| Items from an interface collection |
▬▬▬▬▬▬▬▬▬▬
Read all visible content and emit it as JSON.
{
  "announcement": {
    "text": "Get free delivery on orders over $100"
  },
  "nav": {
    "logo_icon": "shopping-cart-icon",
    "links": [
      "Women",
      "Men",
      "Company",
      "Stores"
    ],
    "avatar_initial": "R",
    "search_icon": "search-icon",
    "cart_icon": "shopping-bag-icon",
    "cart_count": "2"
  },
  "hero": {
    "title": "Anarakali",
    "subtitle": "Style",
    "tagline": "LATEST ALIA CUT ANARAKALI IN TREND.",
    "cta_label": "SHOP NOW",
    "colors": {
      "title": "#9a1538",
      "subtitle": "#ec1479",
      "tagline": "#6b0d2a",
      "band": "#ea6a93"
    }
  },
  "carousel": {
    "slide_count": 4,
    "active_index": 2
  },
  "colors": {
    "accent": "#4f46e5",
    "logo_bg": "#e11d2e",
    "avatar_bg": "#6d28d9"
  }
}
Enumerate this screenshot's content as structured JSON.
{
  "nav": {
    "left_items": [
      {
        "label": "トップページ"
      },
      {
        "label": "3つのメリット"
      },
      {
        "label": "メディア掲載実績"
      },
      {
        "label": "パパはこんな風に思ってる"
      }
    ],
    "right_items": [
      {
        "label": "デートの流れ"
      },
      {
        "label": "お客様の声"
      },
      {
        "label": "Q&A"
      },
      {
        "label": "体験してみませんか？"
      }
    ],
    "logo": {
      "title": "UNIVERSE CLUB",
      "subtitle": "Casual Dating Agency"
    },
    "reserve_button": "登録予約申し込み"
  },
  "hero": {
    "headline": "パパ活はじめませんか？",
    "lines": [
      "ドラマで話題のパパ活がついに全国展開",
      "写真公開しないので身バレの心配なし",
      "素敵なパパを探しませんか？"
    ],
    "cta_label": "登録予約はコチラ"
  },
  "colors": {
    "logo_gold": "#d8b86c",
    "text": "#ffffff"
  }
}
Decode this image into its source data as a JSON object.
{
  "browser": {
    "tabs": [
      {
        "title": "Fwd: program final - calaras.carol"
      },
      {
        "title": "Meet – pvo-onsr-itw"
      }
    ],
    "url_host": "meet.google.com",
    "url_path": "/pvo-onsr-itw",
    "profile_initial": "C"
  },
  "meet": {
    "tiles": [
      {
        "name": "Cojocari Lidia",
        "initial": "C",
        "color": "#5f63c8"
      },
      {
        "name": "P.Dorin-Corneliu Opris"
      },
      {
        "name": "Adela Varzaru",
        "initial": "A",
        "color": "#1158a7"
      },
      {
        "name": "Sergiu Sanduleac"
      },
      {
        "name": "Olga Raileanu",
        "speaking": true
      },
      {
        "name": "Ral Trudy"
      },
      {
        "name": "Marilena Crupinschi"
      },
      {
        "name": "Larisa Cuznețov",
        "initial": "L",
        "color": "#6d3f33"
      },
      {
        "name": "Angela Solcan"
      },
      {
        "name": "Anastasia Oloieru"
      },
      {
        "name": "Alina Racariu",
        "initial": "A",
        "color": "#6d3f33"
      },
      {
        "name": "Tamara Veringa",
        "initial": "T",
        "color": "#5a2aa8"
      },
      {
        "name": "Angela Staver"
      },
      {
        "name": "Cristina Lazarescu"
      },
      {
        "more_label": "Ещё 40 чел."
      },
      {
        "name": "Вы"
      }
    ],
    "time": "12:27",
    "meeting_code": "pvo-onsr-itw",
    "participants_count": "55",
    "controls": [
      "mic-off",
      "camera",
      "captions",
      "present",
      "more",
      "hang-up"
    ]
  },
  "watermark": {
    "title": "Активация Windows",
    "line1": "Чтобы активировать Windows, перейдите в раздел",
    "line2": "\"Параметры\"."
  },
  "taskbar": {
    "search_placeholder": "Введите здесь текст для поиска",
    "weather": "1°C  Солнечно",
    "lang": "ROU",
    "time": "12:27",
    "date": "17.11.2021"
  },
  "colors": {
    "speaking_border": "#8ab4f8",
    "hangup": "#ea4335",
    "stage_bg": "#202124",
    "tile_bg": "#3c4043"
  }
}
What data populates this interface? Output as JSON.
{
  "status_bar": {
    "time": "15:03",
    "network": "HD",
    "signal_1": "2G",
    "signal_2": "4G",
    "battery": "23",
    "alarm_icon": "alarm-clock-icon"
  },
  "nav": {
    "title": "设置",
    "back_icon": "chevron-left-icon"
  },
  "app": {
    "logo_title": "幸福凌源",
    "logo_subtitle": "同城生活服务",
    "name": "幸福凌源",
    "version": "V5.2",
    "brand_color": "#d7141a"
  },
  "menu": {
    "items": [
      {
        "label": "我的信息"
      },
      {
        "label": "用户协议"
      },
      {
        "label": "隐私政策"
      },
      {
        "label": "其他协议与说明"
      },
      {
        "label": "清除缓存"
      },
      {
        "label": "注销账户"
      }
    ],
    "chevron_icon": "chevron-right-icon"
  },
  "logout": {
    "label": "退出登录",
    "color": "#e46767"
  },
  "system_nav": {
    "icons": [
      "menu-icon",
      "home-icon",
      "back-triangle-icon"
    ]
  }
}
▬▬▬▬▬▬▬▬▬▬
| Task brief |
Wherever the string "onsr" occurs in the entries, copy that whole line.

| Expected answer |
        "title": "Meet – pvo-onsr-itw"
    "url_path": "/pvo-onsr-itw",
    "meeting_code": "pvo-onsr-itw",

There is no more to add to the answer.